(Interface dataset entries)
# # #
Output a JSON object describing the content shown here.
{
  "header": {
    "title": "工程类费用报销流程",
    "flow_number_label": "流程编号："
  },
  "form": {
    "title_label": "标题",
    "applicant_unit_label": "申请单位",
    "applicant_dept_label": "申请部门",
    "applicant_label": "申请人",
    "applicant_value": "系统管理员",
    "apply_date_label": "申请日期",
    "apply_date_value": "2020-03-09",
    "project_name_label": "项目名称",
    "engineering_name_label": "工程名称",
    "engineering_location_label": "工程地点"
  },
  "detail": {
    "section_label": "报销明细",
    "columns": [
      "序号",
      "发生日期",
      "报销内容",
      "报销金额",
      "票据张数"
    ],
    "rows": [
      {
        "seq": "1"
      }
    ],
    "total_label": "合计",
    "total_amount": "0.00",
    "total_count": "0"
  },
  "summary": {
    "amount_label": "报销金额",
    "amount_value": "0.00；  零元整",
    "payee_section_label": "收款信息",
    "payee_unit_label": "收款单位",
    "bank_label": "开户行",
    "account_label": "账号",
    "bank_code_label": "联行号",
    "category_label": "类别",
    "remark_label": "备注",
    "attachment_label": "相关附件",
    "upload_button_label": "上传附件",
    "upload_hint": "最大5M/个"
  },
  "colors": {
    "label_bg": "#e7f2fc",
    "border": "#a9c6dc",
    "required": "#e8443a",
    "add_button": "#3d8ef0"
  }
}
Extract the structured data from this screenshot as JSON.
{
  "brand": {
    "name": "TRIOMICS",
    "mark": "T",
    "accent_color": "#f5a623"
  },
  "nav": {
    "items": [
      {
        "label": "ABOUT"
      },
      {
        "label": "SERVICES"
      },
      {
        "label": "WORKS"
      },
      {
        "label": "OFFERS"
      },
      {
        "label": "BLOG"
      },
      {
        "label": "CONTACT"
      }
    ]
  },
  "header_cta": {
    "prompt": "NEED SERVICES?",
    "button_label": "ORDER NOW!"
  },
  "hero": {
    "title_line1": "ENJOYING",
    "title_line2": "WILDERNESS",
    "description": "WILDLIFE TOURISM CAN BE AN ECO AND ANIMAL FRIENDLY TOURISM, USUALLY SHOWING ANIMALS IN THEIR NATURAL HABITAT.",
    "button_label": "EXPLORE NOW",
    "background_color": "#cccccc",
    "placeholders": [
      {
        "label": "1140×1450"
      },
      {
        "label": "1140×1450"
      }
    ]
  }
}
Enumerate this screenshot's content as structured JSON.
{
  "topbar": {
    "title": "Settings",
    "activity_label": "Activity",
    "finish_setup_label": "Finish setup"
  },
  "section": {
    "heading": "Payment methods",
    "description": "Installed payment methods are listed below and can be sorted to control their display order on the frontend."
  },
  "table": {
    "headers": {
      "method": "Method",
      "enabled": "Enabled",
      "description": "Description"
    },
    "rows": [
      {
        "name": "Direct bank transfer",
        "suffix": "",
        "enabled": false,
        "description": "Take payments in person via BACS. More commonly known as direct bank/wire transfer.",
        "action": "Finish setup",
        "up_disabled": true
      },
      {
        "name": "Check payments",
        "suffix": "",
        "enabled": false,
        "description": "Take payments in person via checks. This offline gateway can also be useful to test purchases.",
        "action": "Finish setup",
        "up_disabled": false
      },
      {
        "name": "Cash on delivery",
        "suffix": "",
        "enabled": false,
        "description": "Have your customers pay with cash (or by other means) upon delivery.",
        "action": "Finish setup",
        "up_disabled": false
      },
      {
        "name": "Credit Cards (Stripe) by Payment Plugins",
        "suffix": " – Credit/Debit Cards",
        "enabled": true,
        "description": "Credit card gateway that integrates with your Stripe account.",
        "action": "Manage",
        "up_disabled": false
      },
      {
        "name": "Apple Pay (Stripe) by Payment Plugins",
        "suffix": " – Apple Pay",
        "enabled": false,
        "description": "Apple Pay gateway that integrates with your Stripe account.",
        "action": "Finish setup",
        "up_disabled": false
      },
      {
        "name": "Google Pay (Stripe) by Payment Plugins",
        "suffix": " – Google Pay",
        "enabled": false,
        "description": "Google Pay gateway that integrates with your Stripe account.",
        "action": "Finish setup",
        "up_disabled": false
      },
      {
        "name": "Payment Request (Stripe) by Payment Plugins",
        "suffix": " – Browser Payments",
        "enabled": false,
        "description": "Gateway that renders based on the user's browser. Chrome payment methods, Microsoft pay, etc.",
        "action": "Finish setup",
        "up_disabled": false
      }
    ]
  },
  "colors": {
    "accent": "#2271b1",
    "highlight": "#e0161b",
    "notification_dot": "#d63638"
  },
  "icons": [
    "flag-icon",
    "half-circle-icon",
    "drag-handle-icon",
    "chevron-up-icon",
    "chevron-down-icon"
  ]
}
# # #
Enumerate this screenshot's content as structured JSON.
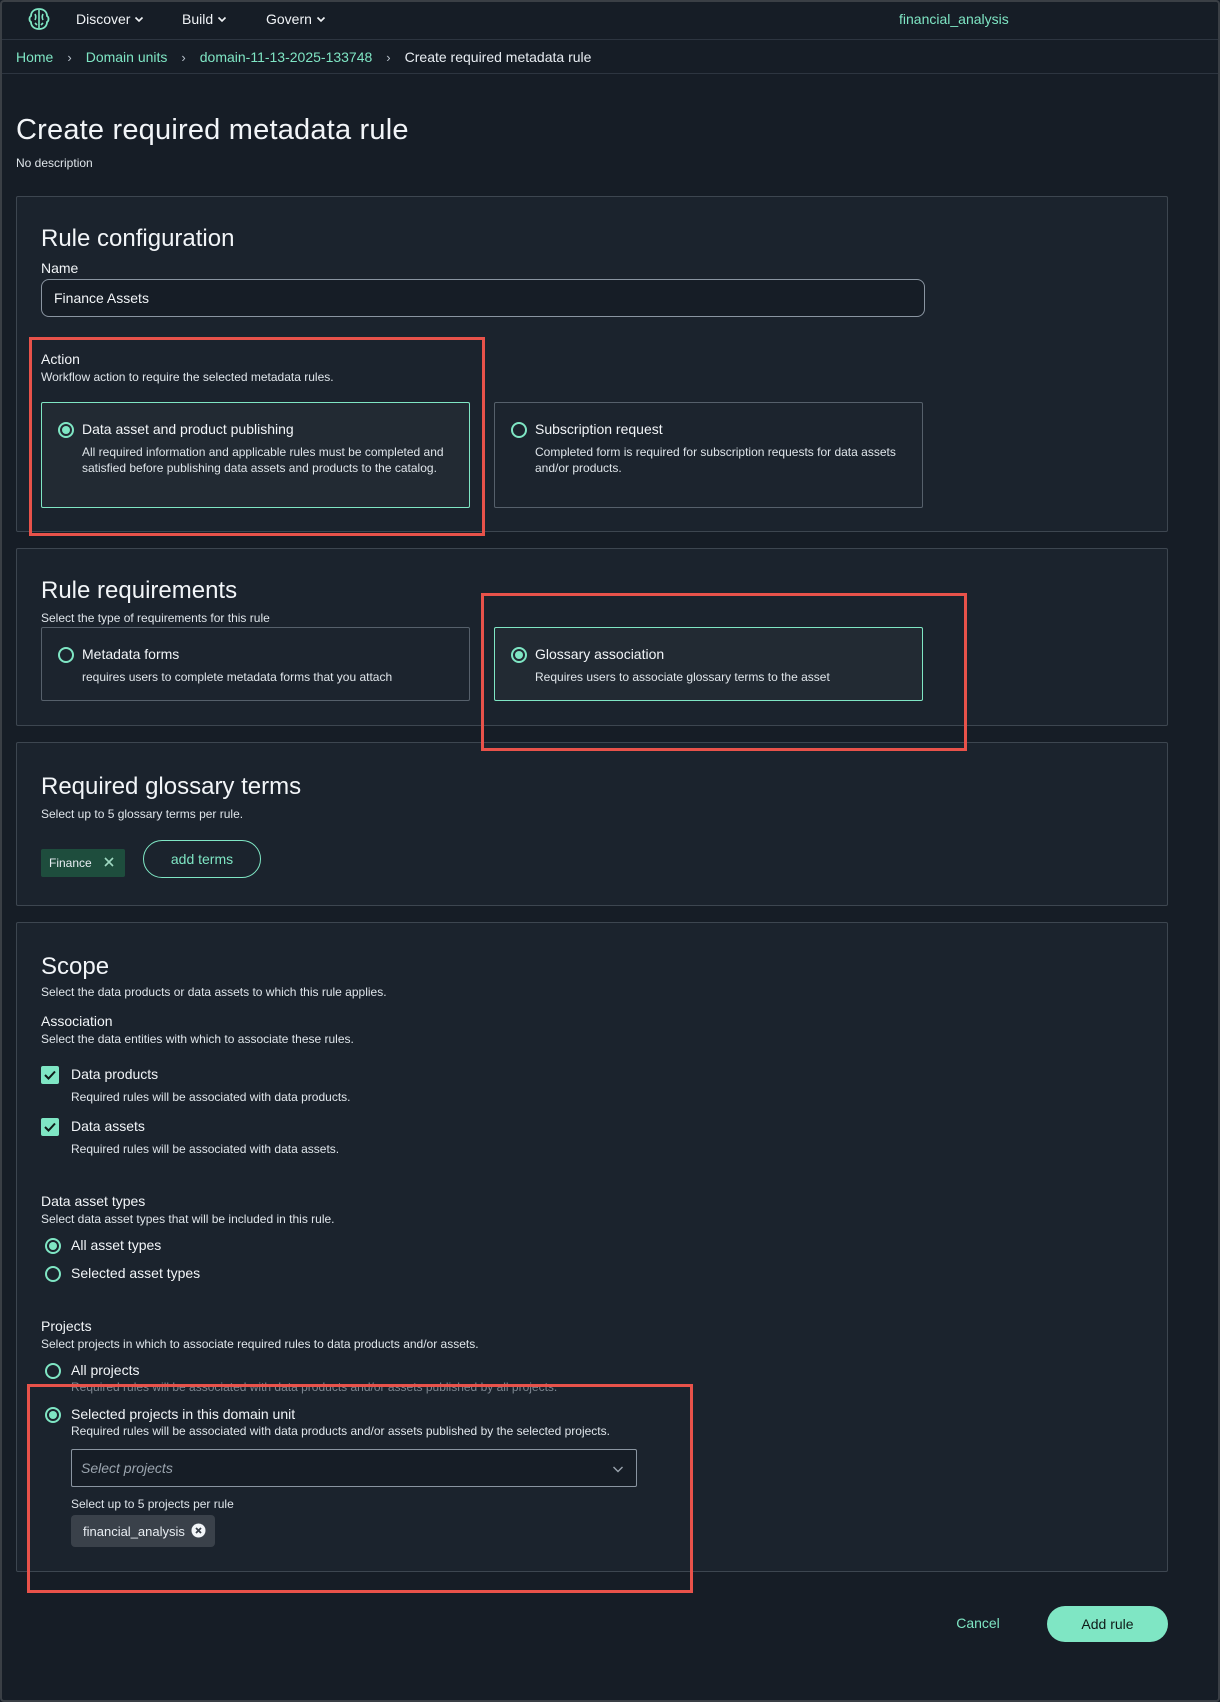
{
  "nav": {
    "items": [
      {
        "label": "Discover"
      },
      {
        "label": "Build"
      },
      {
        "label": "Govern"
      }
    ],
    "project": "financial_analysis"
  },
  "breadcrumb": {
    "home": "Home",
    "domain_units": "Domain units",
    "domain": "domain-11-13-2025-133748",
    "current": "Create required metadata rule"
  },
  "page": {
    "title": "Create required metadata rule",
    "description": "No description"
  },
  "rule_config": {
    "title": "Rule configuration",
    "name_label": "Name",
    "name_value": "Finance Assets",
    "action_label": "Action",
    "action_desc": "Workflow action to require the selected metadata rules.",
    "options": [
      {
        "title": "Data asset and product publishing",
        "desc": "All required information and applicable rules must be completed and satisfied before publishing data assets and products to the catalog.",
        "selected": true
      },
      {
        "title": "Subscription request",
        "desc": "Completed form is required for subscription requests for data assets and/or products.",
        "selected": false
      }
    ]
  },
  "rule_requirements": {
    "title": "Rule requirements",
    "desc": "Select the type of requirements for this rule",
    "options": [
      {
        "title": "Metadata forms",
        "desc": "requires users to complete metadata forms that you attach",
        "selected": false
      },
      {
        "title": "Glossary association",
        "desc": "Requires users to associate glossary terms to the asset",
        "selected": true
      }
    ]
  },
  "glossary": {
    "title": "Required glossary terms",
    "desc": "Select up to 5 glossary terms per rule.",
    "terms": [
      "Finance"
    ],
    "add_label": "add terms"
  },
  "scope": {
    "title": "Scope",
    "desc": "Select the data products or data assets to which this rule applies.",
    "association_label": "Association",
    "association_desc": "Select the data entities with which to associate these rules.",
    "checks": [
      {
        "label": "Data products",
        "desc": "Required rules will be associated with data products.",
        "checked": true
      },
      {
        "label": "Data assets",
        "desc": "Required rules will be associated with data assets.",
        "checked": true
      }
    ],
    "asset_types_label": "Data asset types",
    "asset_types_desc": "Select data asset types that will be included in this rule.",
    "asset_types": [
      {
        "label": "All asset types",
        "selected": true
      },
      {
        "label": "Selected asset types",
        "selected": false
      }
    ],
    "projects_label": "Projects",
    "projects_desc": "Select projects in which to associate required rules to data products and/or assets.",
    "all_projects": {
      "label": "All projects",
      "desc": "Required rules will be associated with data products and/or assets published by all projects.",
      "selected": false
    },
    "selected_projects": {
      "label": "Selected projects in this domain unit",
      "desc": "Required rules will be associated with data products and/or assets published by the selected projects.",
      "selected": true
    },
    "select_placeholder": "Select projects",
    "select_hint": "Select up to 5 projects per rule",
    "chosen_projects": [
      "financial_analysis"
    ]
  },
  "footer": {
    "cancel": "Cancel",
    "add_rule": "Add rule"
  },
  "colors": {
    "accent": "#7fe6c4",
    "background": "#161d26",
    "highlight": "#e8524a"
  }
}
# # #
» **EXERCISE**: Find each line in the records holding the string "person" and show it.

» **ANSWER BOX**:
        "description": "Take payments in person via BACS. More commonly known as direct bank/wire transfer.",
        "description": "Take payments in person via checks. This offline gateway can also be useful to test purchases.",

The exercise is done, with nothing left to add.